EXERCISE DIRECTIONS:
Go through the lines below and copy any that hold the string "value".

◇ ◇ ◇

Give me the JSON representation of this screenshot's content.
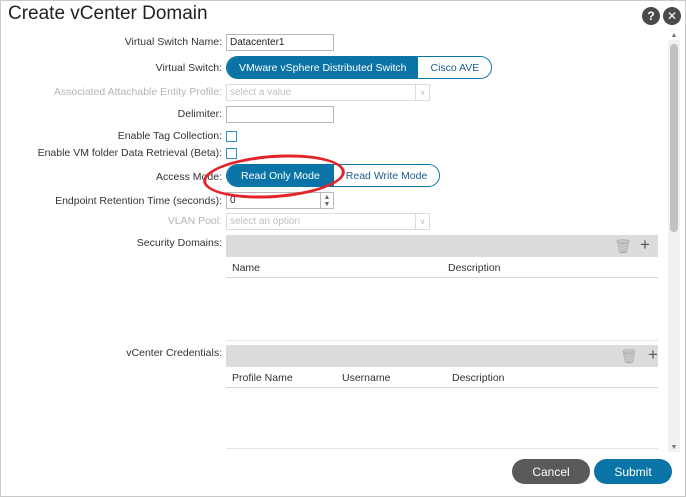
{
  "dialog": {
    "title": "Create vCenter Domain"
  },
  "form": {
    "virtual_switch_name": {
      "label": "Virtual Switch Name:",
      "value": "Datacenter1"
    },
    "virtual_switch": {
      "label": "Virtual Switch:",
      "options": [
        "VMware vSphere Distributed Switch",
        "Cisco AVE"
      ],
      "selected": "VMware vSphere Distributed Switch"
    },
    "aaep": {
      "label": "Associated Attachable Entity Profile:",
      "placeholder": "select a value"
    },
    "delimiter": {
      "label": "Delimiter:",
      "value": ""
    },
    "tag_collection": {
      "label": "Enable Tag Collection:"
    },
    "vm_folder": {
      "label": "Enable VM folder Data Retrieval (Beta):"
    },
    "access_mode": {
      "label": "Access Mode:",
      "options": [
        "Read Only Mode",
        "Read Write Mode"
      ],
      "selected": "Read Only Mode"
    },
    "endpoint_retention": {
      "label": "Endpoint Retention Time (seconds):",
      "value": "0"
    },
    "vlan_pool": {
      "label": "VLAN Pool:",
      "placeholder": "select an option"
    },
    "security_domains": {
      "label": "Security Domains:",
      "columns": [
        "Name",
        "Description"
      ]
    },
    "vcenter_credentials": {
      "label": "vCenter Credentials:",
      "columns": [
        "Profile Name",
        "Username",
        "Description"
      ]
    }
  },
  "footer": {
    "cancel": "Cancel",
    "submit": "Submit"
  },
  "colors": {
    "accent": "#0a74a6",
    "annotation": "#e3222a",
    "cancel_bg": "#5a5a5a"
  },
  "icons": {
    "help": "help-icon",
    "close": "close-icon",
    "delete": "trash-icon",
    "add": "plus-icon"
  }
}
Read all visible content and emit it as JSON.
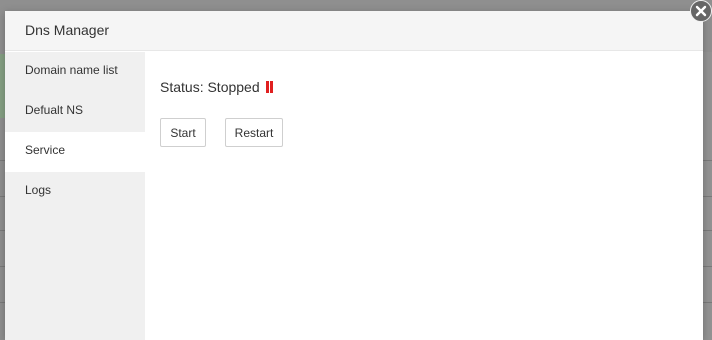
{
  "dialog": {
    "title": "Dns Manager",
    "close_icon": "close-icon"
  },
  "sidebar": {
    "items": [
      {
        "label": "Domain name list",
        "active": false
      },
      {
        "label": "Defualt NS",
        "active": false
      },
      {
        "label": "Service",
        "active": true
      },
      {
        "label": "Logs",
        "active": false
      }
    ]
  },
  "service": {
    "status_label": "Status: Stopped",
    "status_icon": "pause-icon",
    "status_color": "#e02020",
    "start_label": "Start",
    "restart_label": "Restart"
  },
  "colors": {
    "header_bg": "#f5f5f5",
    "sidebar_bg": "#f0f0f0",
    "active_item_bg": "#ffffff",
    "backdrop": "#8f8f8f"
  }
}
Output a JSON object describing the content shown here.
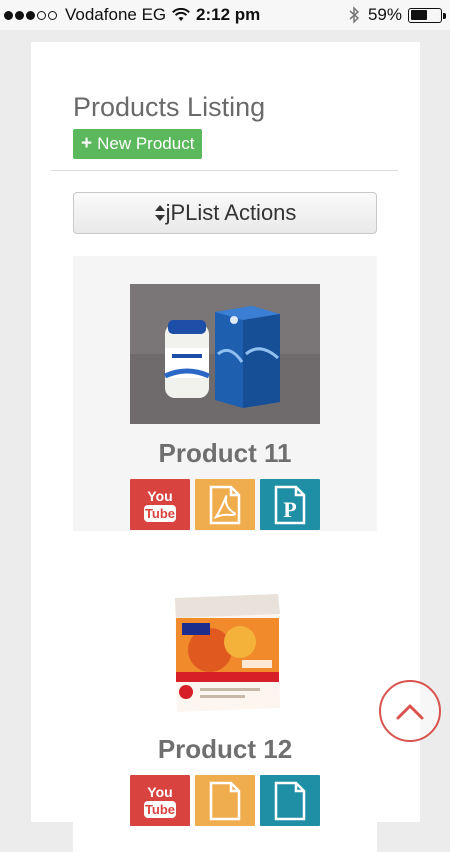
{
  "status_bar": {
    "carrier": "Vodafone EG",
    "time": "2:12 pm",
    "battery_percent": "59%",
    "battery_level": 0.59,
    "signal_bars_filled": 3,
    "signal_bars_total": 5
  },
  "page": {
    "title": "Products Listing",
    "new_product_label": "New Product",
    "actions_label": "jPList Actions"
  },
  "products": [
    {
      "name": "Product 11",
      "image_icon": "supplement-bottle-box-photo"
    },
    {
      "name": "Product 12",
      "image_icon": "vitamin-b12-box-photo"
    }
  ],
  "doc_buttons": {
    "youtube_text_1": "You",
    "youtube_text_2": "Tube",
    "ppt_letter": "P"
  },
  "colors": {
    "success": "#5cb85c",
    "youtube": "#d9433f",
    "pdf": "#f0ad4e",
    "ppt": "#1f8fa5",
    "scroll_top": "#d9534f"
  }
}
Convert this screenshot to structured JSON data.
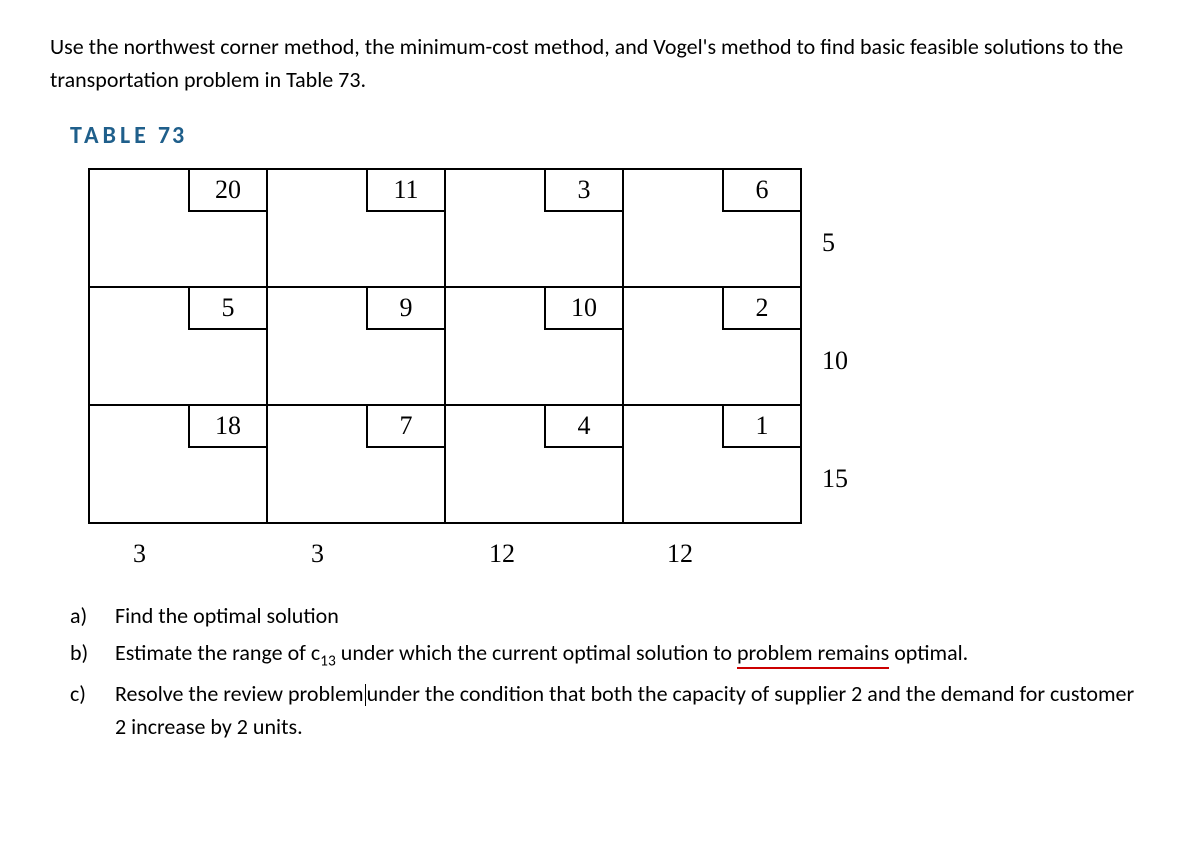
{
  "intro": "Use the northwest corner method, the minimum-cost method, and Vogel's method to find basic feasible solutions to the transportation problem in Table 73.",
  "table_label_text": "TABLE",
  "table_label_num": "73",
  "costs": [
    [
      "20",
      "11",
      "3",
      "6"
    ],
    [
      "5",
      "9",
      "10",
      "2"
    ],
    [
      "18",
      "7",
      "4",
      "1"
    ]
  ],
  "supply": [
    "5",
    "10",
    "15"
  ],
  "demand": [
    "3",
    "3",
    "12",
    "12"
  ],
  "questions": {
    "a": {
      "label": "a)",
      "text": "Find the optimal solution"
    },
    "b": {
      "label": "b)",
      "text_before_c13": "Estimate the range of c",
      "c13_sub": "13",
      "text_after_c13": " under which the current optimal solution to ",
      "underlined": "problem  remains",
      "text_end": " optimal."
    },
    "c": {
      "label": "c)",
      "text_before_cursor": "Resolve the review problem",
      "text_after_cursor": "under the condition that both the capacity of supplier 2 and the demand for customer 2 increase by 2 units."
    }
  }
}
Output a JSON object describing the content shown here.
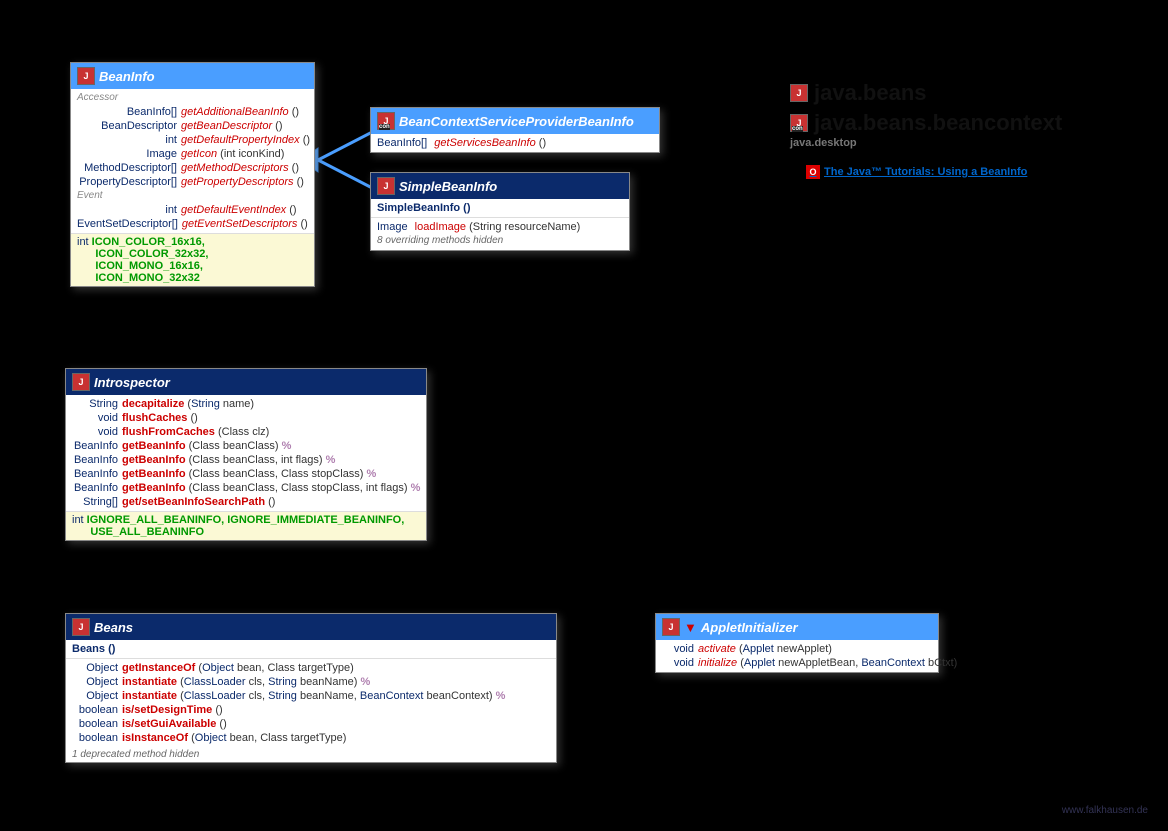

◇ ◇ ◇

EXERCISE RESULT:
      "value": "Datacenter1"
      "placeholder": "select a value"
      "value": ""
      "value": "0"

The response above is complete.